====== Task inputs

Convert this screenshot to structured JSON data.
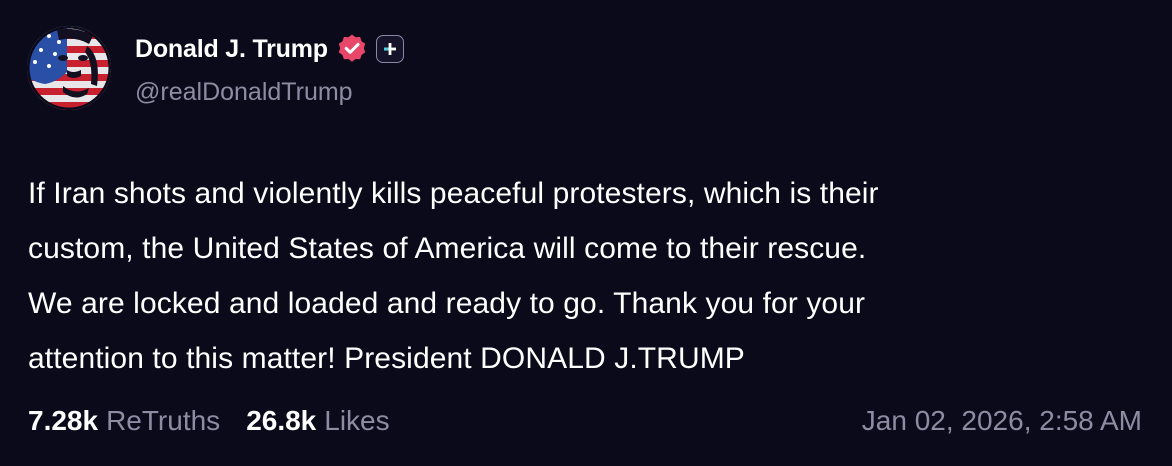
{
  "colors": {
    "background": "#0b0a1a",
    "text_primary": "#ffffff",
    "text_secondary": "#8e8ca3",
    "verified_badge": "#e8476a"
  },
  "author": {
    "display_name": "Donald J. Trump",
    "handle": "@realDonaldTrump",
    "avatar_icon": "avatar-flag-portrait",
    "verified_icon": "verified-badge-icon",
    "plus_icon": "plus-badge-icon"
  },
  "post": {
    "lines": [
      "If Iran shots and violently kills peaceful protesters, which is their",
      "custom, the United States of America will come to their rescue.",
      "We are locked and loaded and ready to go. Thank you for your",
      "attention to this matter! President DONALD J.TRUMP"
    ]
  },
  "stats": {
    "retruths_value": "7.28k",
    "retruths_label": "ReTruths",
    "likes_value": "26.8k",
    "likes_label": "Likes"
  },
  "timestamp": "Jan 02, 2026, 2:58 AM"
}
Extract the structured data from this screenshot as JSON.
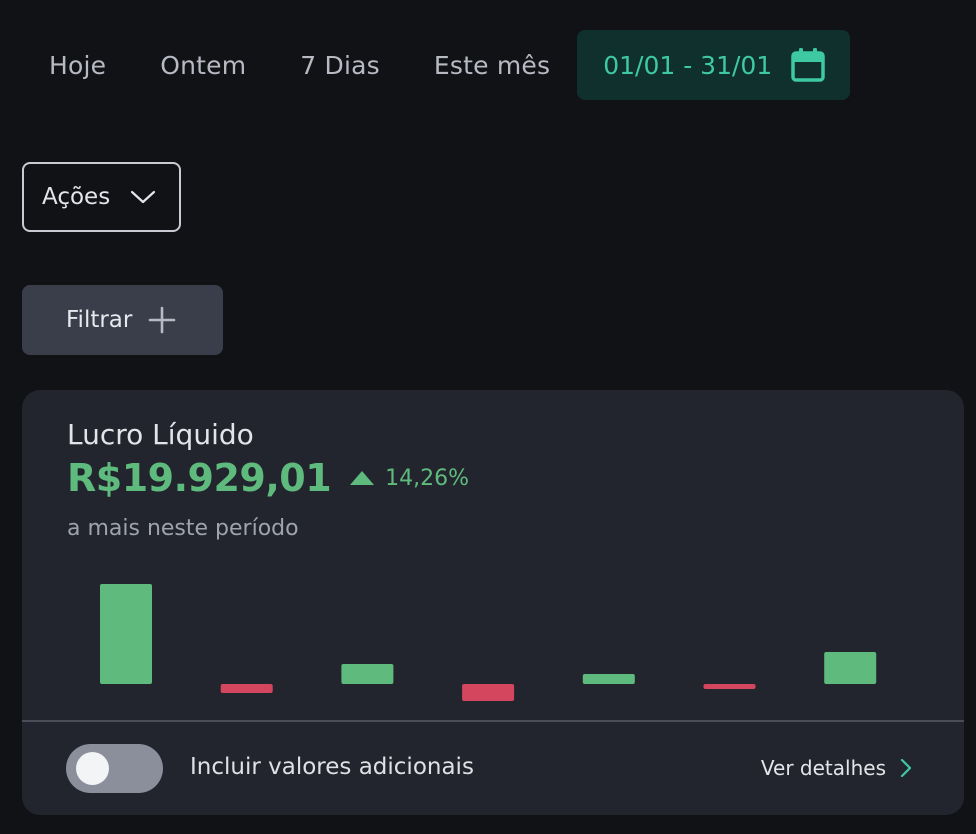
{
  "period_tabs": [
    "Hoje",
    "Ontem",
    "7 Dias",
    "Este mês"
  ],
  "date_range": {
    "label": "01/01 - 31/01",
    "icon": "calendar-icon"
  },
  "dropdown": {
    "selected": "Ações",
    "icon": "chevron-down-icon"
  },
  "filter_button": {
    "label": "Filtrar",
    "icon": "plus-icon"
  },
  "card": {
    "title": "Lucro Líquido",
    "value": "R$19.929,01",
    "delta": "14,26%",
    "delta_icon": "triangle-up-icon",
    "subtitle": "a mais neste período",
    "toggle_label": "Incluir valores adicionais",
    "toggle_on": false,
    "details_label": "Ver detalhes",
    "details_icon": "chevron-right-icon"
  },
  "colors": {
    "accent": "#3ec9a4",
    "positive": "#5fbb7d",
    "negative": "#d4465e",
    "card_bg": "#23252e",
    "page_bg": "#111216"
  },
  "chart_data": {
    "type": "bar",
    "categories": [
      "",
      "",
      "",
      "",
      "",
      "",
      ""
    ],
    "values": [
      100,
      -9,
      20,
      -17,
      10,
      -3,
      32
    ],
    "title": "",
    "xlabel": "",
    "ylabel": ""
  }
}
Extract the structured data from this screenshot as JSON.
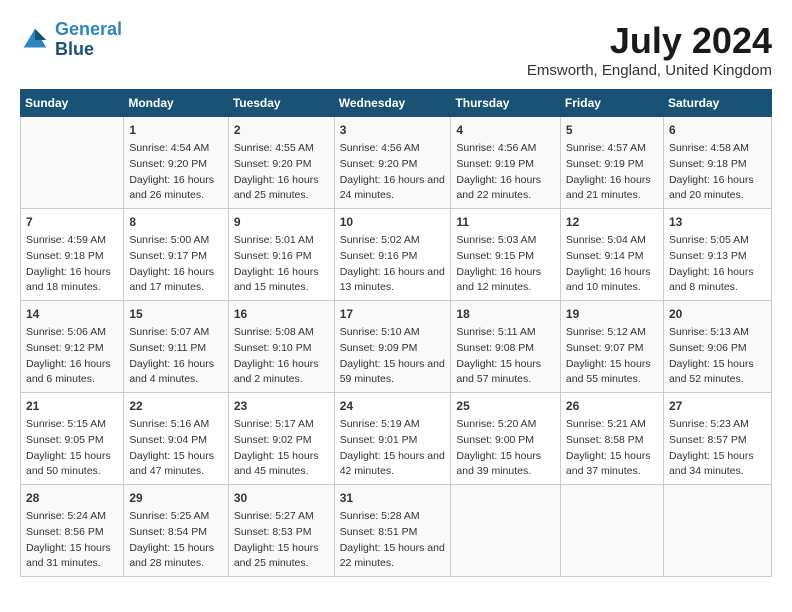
{
  "header": {
    "logo_line1": "General",
    "logo_line2": "Blue",
    "month_title": "July 2024",
    "location": "Emsworth, England, United Kingdom"
  },
  "days_of_week": [
    "Sunday",
    "Monday",
    "Tuesday",
    "Wednesday",
    "Thursday",
    "Friday",
    "Saturday"
  ],
  "weeks": [
    [
      {
        "day": "",
        "sunrise": "",
        "sunset": "",
        "daylight": ""
      },
      {
        "day": "1",
        "sunrise": "Sunrise: 4:54 AM",
        "sunset": "Sunset: 9:20 PM",
        "daylight": "Daylight: 16 hours and 26 minutes."
      },
      {
        "day": "2",
        "sunrise": "Sunrise: 4:55 AM",
        "sunset": "Sunset: 9:20 PM",
        "daylight": "Daylight: 16 hours and 25 minutes."
      },
      {
        "day": "3",
        "sunrise": "Sunrise: 4:56 AM",
        "sunset": "Sunset: 9:20 PM",
        "daylight": "Daylight: 16 hours and 24 minutes."
      },
      {
        "day": "4",
        "sunrise": "Sunrise: 4:56 AM",
        "sunset": "Sunset: 9:19 PM",
        "daylight": "Daylight: 16 hours and 22 minutes."
      },
      {
        "day": "5",
        "sunrise": "Sunrise: 4:57 AM",
        "sunset": "Sunset: 9:19 PM",
        "daylight": "Daylight: 16 hours and 21 minutes."
      },
      {
        "day": "6",
        "sunrise": "Sunrise: 4:58 AM",
        "sunset": "Sunset: 9:18 PM",
        "daylight": "Daylight: 16 hours and 20 minutes."
      }
    ],
    [
      {
        "day": "7",
        "sunrise": "Sunrise: 4:59 AM",
        "sunset": "Sunset: 9:18 PM",
        "daylight": "Daylight: 16 hours and 18 minutes."
      },
      {
        "day": "8",
        "sunrise": "Sunrise: 5:00 AM",
        "sunset": "Sunset: 9:17 PM",
        "daylight": "Daylight: 16 hours and 17 minutes."
      },
      {
        "day": "9",
        "sunrise": "Sunrise: 5:01 AM",
        "sunset": "Sunset: 9:16 PM",
        "daylight": "Daylight: 16 hours and 15 minutes."
      },
      {
        "day": "10",
        "sunrise": "Sunrise: 5:02 AM",
        "sunset": "Sunset: 9:16 PM",
        "daylight": "Daylight: 16 hours and 13 minutes."
      },
      {
        "day": "11",
        "sunrise": "Sunrise: 5:03 AM",
        "sunset": "Sunset: 9:15 PM",
        "daylight": "Daylight: 16 hours and 12 minutes."
      },
      {
        "day": "12",
        "sunrise": "Sunrise: 5:04 AM",
        "sunset": "Sunset: 9:14 PM",
        "daylight": "Daylight: 16 hours and 10 minutes."
      },
      {
        "day": "13",
        "sunrise": "Sunrise: 5:05 AM",
        "sunset": "Sunset: 9:13 PM",
        "daylight": "Daylight: 16 hours and 8 minutes."
      }
    ],
    [
      {
        "day": "14",
        "sunrise": "Sunrise: 5:06 AM",
        "sunset": "Sunset: 9:12 PM",
        "daylight": "Daylight: 16 hours and 6 minutes."
      },
      {
        "day": "15",
        "sunrise": "Sunrise: 5:07 AM",
        "sunset": "Sunset: 9:11 PM",
        "daylight": "Daylight: 16 hours and 4 minutes."
      },
      {
        "day": "16",
        "sunrise": "Sunrise: 5:08 AM",
        "sunset": "Sunset: 9:10 PM",
        "daylight": "Daylight: 16 hours and 2 minutes."
      },
      {
        "day": "17",
        "sunrise": "Sunrise: 5:10 AM",
        "sunset": "Sunset: 9:09 PM",
        "daylight": "Daylight: 15 hours and 59 minutes."
      },
      {
        "day": "18",
        "sunrise": "Sunrise: 5:11 AM",
        "sunset": "Sunset: 9:08 PM",
        "daylight": "Daylight: 15 hours and 57 minutes."
      },
      {
        "day": "19",
        "sunrise": "Sunrise: 5:12 AM",
        "sunset": "Sunset: 9:07 PM",
        "daylight": "Daylight: 15 hours and 55 minutes."
      },
      {
        "day": "20",
        "sunrise": "Sunrise: 5:13 AM",
        "sunset": "Sunset: 9:06 PM",
        "daylight": "Daylight: 15 hours and 52 minutes."
      }
    ],
    [
      {
        "day": "21",
        "sunrise": "Sunrise: 5:15 AM",
        "sunset": "Sunset: 9:05 PM",
        "daylight": "Daylight: 15 hours and 50 minutes."
      },
      {
        "day": "22",
        "sunrise": "Sunrise: 5:16 AM",
        "sunset": "Sunset: 9:04 PM",
        "daylight": "Daylight: 15 hours and 47 minutes."
      },
      {
        "day": "23",
        "sunrise": "Sunrise: 5:17 AM",
        "sunset": "Sunset: 9:02 PM",
        "daylight": "Daylight: 15 hours and 45 minutes."
      },
      {
        "day": "24",
        "sunrise": "Sunrise: 5:19 AM",
        "sunset": "Sunset: 9:01 PM",
        "daylight": "Daylight: 15 hours and 42 minutes."
      },
      {
        "day": "25",
        "sunrise": "Sunrise: 5:20 AM",
        "sunset": "Sunset: 9:00 PM",
        "daylight": "Daylight: 15 hours and 39 minutes."
      },
      {
        "day": "26",
        "sunrise": "Sunrise: 5:21 AM",
        "sunset": "Sunset: 8:58 PM",
        "daylight": "Daylight: 15 hours and 37 minutes."
      },
      {
        "day": "27",
        "sunrise": "Sunrise: 5:23 AM",
        "sunset": "Sunset: 8:57 PM",
        "daylight": "Daylight: 15 hours and 34 minutes."
      }
    ],
    [
      {
        "day": "28",
        "sunrise": "Sunrise: 5:24 AM",
        "sunset": "Sunset: 8:56 PM",
        "daylight": "Daylight: 15 hours and 31 minutes."
      },
      {
        "day": "29",
        "sunrise": "Sunrise: 5:25 AM",
        "sunset": "Sunset: 8:54 PM",
        "daylight": "Daylight: 15 hours and 28 minutes."
      },
      {
        "day": "30",
        "sunrise": "Sunrise: 5:27 AM",
        "sunset": "Sunset: 8:53 PM",
        "daylight": "Daylight: 15 hours and 25 minutes."
      },
      {
        "day": "31",
        "sunrise": "Sunrise: 5:28 AM",
        "sunset": "Sunset: 8:51 PM",
        "daylight": "Daylight: 15 hours and 22 minutes."
      },
      {
        "day": "",
        "sunrise": "",
        "sunset": "",
        "daylight": ""
      },
      {
        "day": "",
        "sunrise": "",
        "sunset": "",
        "daylight": ""
      },
      {
        "day": "",
        "sunrise": "",
        "sunset": "",
        "daylight": ""
      }
    ]
  ]
}
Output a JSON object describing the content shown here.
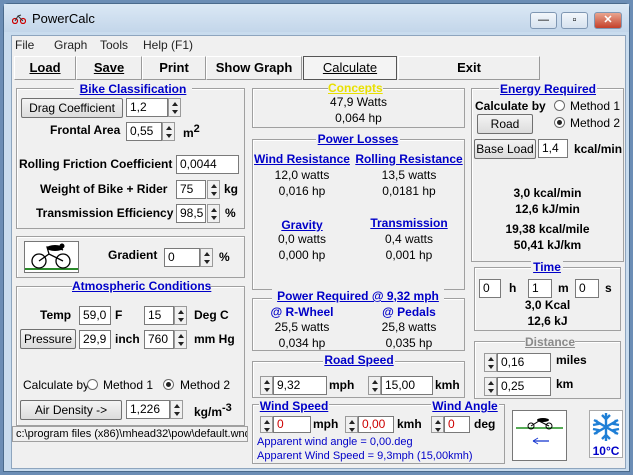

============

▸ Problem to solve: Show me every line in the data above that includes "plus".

▸ Task response:
    "plus_icon": "plus-badge-icon"
    "icon": "plus-icon"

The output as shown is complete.